··· Entries supplied
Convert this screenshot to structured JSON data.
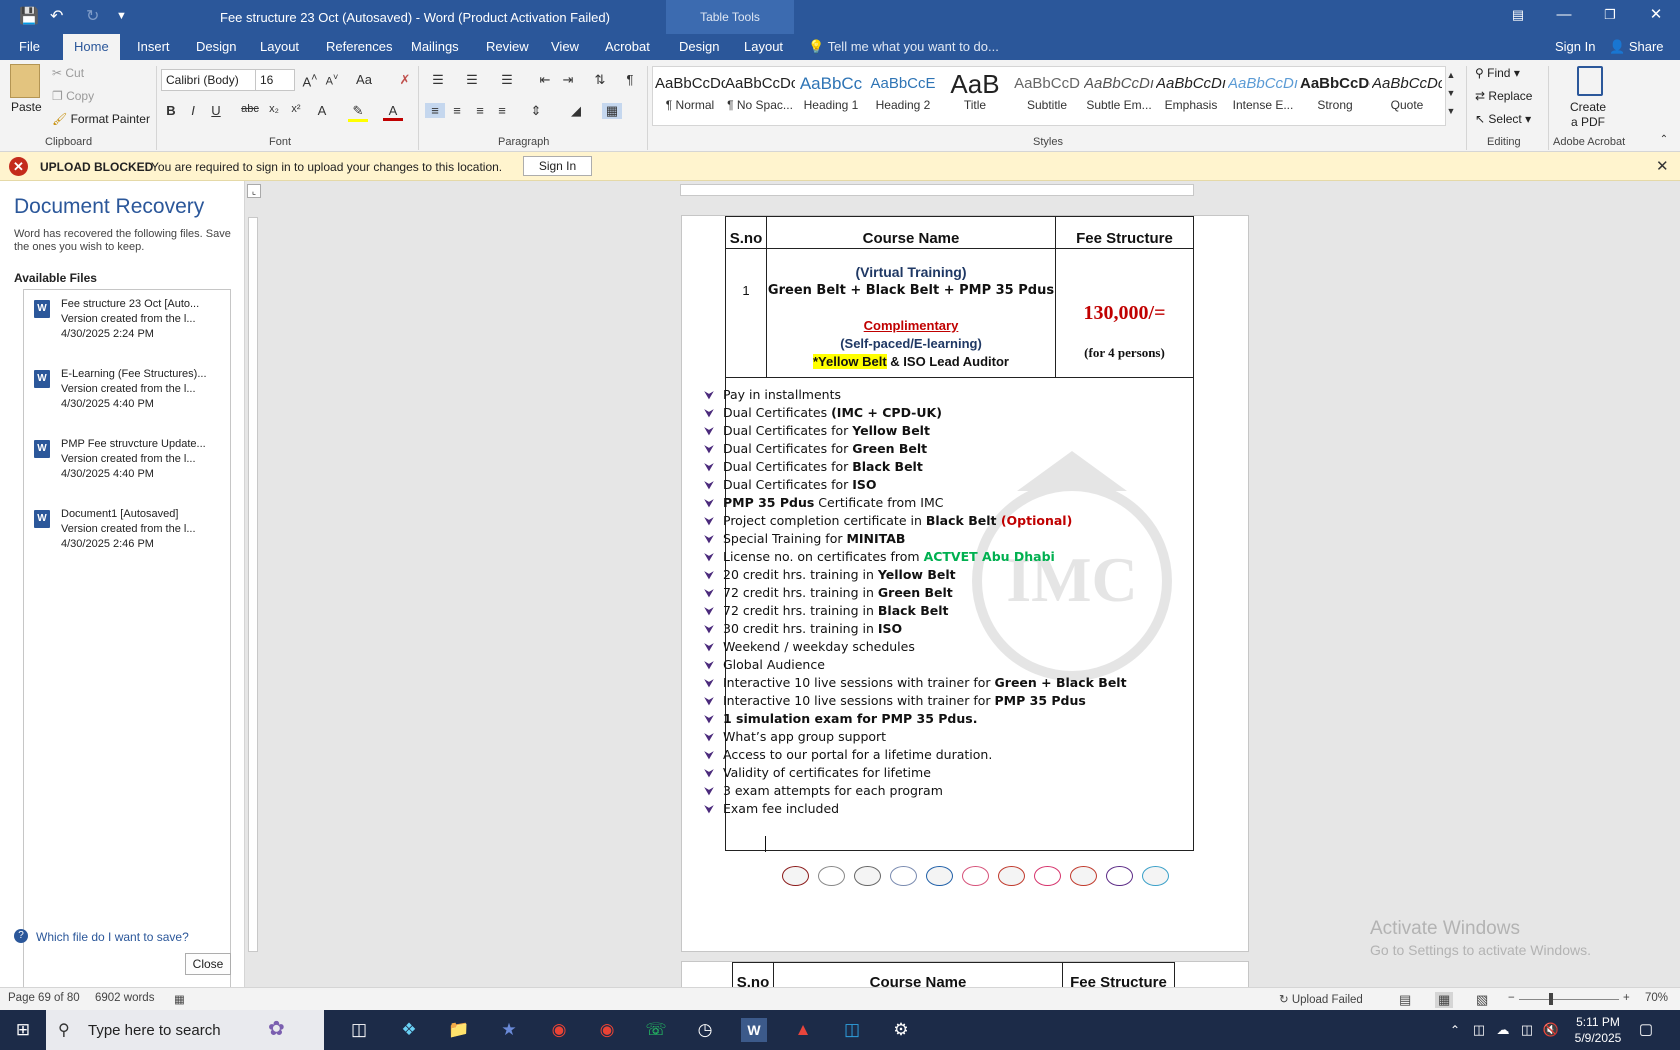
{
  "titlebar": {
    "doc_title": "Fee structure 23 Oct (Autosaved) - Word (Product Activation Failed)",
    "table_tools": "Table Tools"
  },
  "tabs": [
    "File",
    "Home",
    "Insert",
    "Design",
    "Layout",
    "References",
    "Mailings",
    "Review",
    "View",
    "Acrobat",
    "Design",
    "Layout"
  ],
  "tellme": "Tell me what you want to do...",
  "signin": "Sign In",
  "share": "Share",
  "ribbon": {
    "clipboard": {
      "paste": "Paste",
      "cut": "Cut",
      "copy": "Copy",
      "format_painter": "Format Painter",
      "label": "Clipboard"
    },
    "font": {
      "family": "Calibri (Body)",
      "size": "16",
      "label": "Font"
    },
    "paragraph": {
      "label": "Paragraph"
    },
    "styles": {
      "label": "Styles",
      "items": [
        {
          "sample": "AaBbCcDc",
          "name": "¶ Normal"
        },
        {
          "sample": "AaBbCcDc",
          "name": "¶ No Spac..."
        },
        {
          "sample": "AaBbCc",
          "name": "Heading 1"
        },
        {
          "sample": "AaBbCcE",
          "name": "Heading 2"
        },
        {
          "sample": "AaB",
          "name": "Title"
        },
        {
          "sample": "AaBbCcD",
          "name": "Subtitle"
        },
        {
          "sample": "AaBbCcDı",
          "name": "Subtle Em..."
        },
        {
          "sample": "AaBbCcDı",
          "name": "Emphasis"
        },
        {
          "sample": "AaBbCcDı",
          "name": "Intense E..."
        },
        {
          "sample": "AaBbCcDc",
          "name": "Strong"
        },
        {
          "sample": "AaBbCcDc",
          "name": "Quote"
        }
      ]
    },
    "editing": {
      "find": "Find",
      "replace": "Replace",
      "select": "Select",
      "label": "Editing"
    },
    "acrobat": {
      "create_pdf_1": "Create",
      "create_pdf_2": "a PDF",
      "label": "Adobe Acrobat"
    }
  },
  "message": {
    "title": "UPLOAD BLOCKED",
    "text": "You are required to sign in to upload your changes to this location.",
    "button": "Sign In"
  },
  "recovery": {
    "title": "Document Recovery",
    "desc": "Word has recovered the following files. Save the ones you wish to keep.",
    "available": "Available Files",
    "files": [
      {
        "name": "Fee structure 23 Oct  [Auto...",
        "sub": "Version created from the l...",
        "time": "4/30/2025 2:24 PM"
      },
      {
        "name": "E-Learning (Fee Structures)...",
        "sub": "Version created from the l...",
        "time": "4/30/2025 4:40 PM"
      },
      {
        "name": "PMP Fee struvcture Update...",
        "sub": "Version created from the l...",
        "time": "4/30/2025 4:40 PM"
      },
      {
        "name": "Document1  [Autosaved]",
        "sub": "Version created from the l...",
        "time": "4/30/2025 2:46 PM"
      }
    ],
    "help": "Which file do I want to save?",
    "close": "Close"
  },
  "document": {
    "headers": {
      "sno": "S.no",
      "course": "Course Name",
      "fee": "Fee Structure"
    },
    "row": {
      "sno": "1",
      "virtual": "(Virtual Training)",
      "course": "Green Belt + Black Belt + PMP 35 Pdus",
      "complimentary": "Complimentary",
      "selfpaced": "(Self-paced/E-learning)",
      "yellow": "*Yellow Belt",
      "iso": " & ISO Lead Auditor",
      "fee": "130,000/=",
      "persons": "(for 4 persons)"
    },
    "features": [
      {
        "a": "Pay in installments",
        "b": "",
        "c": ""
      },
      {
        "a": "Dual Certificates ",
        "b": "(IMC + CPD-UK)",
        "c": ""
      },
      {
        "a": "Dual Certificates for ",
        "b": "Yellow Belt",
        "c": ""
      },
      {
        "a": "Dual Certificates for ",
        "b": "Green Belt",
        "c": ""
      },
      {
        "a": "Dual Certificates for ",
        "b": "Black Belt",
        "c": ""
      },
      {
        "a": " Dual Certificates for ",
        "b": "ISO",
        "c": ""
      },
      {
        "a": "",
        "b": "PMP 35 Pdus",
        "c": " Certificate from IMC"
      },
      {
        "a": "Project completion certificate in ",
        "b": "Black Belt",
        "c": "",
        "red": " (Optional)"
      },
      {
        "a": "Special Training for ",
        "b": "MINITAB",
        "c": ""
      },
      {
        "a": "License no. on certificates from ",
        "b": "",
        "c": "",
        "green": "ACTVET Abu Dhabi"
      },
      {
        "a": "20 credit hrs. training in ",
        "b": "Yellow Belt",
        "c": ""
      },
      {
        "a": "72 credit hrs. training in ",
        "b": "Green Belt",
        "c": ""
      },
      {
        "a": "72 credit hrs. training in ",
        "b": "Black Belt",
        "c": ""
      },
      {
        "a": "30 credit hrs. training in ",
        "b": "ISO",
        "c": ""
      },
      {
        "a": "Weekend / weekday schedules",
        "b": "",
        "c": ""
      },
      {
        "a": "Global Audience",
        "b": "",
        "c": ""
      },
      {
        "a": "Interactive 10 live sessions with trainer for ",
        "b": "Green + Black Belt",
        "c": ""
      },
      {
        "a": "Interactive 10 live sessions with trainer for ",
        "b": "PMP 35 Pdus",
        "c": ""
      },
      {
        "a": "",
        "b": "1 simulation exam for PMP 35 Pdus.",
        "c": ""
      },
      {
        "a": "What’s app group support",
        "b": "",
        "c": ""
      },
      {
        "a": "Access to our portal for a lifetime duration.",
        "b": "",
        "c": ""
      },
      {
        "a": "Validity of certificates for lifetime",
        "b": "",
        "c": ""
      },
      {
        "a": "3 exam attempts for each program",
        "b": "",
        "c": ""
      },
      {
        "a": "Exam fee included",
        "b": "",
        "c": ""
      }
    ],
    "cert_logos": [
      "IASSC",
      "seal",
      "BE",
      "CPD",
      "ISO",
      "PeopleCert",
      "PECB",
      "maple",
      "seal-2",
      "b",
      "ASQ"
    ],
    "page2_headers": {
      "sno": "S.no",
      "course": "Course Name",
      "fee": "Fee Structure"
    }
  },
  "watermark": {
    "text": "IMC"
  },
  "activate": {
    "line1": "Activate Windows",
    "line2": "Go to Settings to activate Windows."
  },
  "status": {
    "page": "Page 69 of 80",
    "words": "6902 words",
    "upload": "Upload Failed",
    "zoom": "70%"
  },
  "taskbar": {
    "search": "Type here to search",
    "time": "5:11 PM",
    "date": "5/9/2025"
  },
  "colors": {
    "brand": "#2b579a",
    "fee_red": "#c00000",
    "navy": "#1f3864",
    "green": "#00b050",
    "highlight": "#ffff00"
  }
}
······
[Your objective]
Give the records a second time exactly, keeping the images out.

[Solution for this exercise]
Convert this screenshot to structured JSON data.
{
  "titlebar": {
    "doc_title": "Fee structure 23 Oct (Autosaved) - Word (Product Activation Failed)",
    "table_tools": "Table Tools"
  },
  "tabs": [
    "File",
    "Home",
    "Insert",
    "Design",
    "Layout",
    "References",
    "Mailings",
    "Review",
    "View",
    "Acrobat",
    "Design",
    "Layout"
  ],
  "tellme": "Tell me what you want to do...",
  "signin": "Sign In",
  "share": "Share",
  "ribbon": {
    "clipboard": {
      "paste": "Paste",
      "cut": "Cut",
      "copy": "Copy",
      "format_painter": "Format Painter",
      "label": "Clipboard"
    },
    "font": {
      "family": "Calibri (Body)",
      "size": "16",
      "label": "Font"
    },
    "paragraph": {
      "label": "Paragraph"
    },
    "styles": {
      "label": "Styles",
      "items": [
        {
          "sample": "AaBbCcDc",
          "name": "¶ Normal"
        },
        {
          "sample": "AaBbCcDc",
          "name": "¶ No Spac..."
        },
        {
          "sample": "AaBbCc",
          "name": "Heading 1"
        },
        {
          "sample": "AaBbCcE",
          "name": "Heading 2"
        },
        {
          "sample": "AaB",
          "name": "Title"
        },
        {
          "sample": "AaBbCcD",
          "name": "Subtitle"
        },
        {
          "sample": "AaBbCcDı",
          "name": "Subtle Em..."
        },
        {
          "sample": "AaBbCcDı",
          "name": "Emphasis"
        },
        {
          "sample": "AaBbCcDı",
          "name": "Intense E..."
        },
        {
          "sample": "AaBbCcDc",
          "name": "Strong"
        },
        {
          "sample": "AaBbCcDc",
          "name": "Quote"
        }
      ]
    },
    "editing": {
      "find": "Find",
      "replace": "Replace",
      "select": "Select",
      "label": "Editing"
    },
    "acrobat": {
      "create_pdf_1": "Create",
      "create_pdf_2": "a PDF",
      "label": "Adobe Acrobat"
    }
  },
  "message": {
    "title": "UPLOAD BLOCKED",
    "text": "You are required to sign in to upload your changes to this location.",
    "button": "Sign In"
  },
  "recovery": {
    "title": "Document Recovery",
    "desc": "Word has recovered the following files. Save the ones you wish to keep.",
    "available": "Available Files",
    "files": [
      {
        "name": "Fee structure 23 Oct  [Auto...",
        "sub": "Version created from the l...",
        "time": "4/30/2025 2:24 PM"
      },
      {
        "name": "E-Learning (Fee Structures)...",
        "sub": "Version created from the l...",
        "time": "4/30/2025 4:40 PM"
      },
      {
        "name": "PMP Fee struvcture Update...",
        "sub": "Version created from the l...",
        "time": "4/30/2025 4:40 PM"
      },
      {
        "name": "Document1  [Autosaved]",
        "sub": "Version created from the l...",
        "time": "4/30/2025 2:46 PM"
      }
    ],
    "help": "Which file do I want to save?",
    "close": "Close"
  },
  "document": {
    "headers": {
      "sno": "S.no",
      "course": "Course Name",
      "fee": "Fee Structure"
    },
    "row": {
      "sno": "1",
      "virtual": "(Virtual Training)",
      "course": "Green Belt + Black Belt + PMP 35 Pdus",
      "complimentary": "Complimentary",
      "selfpaced": "(Self-paced/E-learning)",
      "yellow": "*Yellow Belt",
      "iso": " & ISO Lead Auditor",
      "fee": "130,000/=",
      "persons": "(for 4 persons)"
    },
    "features": [
      {
        "a": "Pay in installments",
        "b": "",
        "c": ""
      },
      {
        "a": "Dual Certificates ",
        "b": "(IMC + CPD-UK)",
        "c": ""
      },
      {
        "a": "Dual Certificates for ",
        "b": "Yellow Belt",
        "c": ""
      },
      {
        "a": "Dual Certificates for ",
        "b": "Green Belt",
        "c": ""
      },
      {
        "a": "Dual Certificates for ",
        "b": "Black Belt",
        "c": ""
      },
      {
        "a": " Dual Certificates for ",
        "b": "ISO",
        "c": ""
      },
      {
        "a": "",
        "b": "PMP 35 Pdus",
        "c": " Certificate from IMC"
      },
      {
        "a": "Project completion certificate in ",
        "b": "Black Belt",
        "c": "",
        "red": " (Optional)"
      },
      {
        "a": "Special Training for ",
        "b": "MINITAB",
        "c": ""
      },
      {
        "a": "License no. on certificates from ",
        "b": "",
        "c": "",
        "green": "ACTVET Abu Dhabi"
      },
      {
        "a": "20 credit hrs. training in ",
        "b": "Yellow Belt",
        "c": ""
      },
      {
        "a": "72 credit hrs. training in ",
        "b": "Green Belt",
        "c": ""
      },
      {
        "a": "72 credit hrs. training in ",
        "b": "Black Belt",
        "c": ""
      },
      {
        "a": "30 credit hrs. training in ",
        "b": "ISO",
        "c": ""
      },
      {
        "a": "Weekend / weekday schedules",
        "b": "",
        "c": ""
      },
      {
        "a": "Global Audience",
        "b": "",
        "c": ""
      },
      {
        "a": "Interactive 10 live sessions with trainer for ",
        "b": "Green + Black Belt",
        "c": ""
      },
      {
        "a": "Interactive 10 live sessions with trainer for ",
        "b": "PMP 35 Pdus",
        "c": ""
      },
      {
        "a": "",
        "b": "1 simulation exam for PMP 35 Pdus.",
        "c": ""
      },
      {
        "a": "What’s app group support",
        "b": "",
        "c": ""
      },
      {
        "a": "Access to our portal for a lifetime duration.",
        "b": "",
        "c": ""
      },
      {
        "a": "Validity of certificates for lifetime",
        "b": "",
        "c": ""
      },
      {
        "a": "3 exam attempts for each program",
        "b": "",
        "c": ""
      },
      {
        "a": "Exam fee included",
        "b": "",
        "c": ""
      }
    ],
    "cert_logos": [
      "IASSC",
      "seal",
      "BE",
      "CPD",
      "ISO",
      "PeopleCert",
      "PECB",
      "maple",
      "seal-2",
      "b",
      "ASQ"
    ],
    "page2_headers": {
      "sno": "S.no",
      "course": "Course Name",
      "fee": "Fee Structure"
    }
  },
  "watermark": {
    "text": "IMC"
  },
  "activate": {
    "line1": "Activate Windows",
    "line2": "Go to Settings to activate Windows."
  },
  "status": {
    "page": "Page 69 of 80",
    "words": "6902 words",
    "upload": "Upload Failed",
    "zoom": "70%"
  },
  "taskbar": {
    "search": "Type here to search",
    "time": "5:11 PM",
    "date": "5/9/2025"
  },
  "colors": {
    "brand": "#2b579a",
    "fee_red": "#c00000",
    "navy": "#1f3864",
    "green": "#00b050",
    "highlight": "#ffff00"
  }
}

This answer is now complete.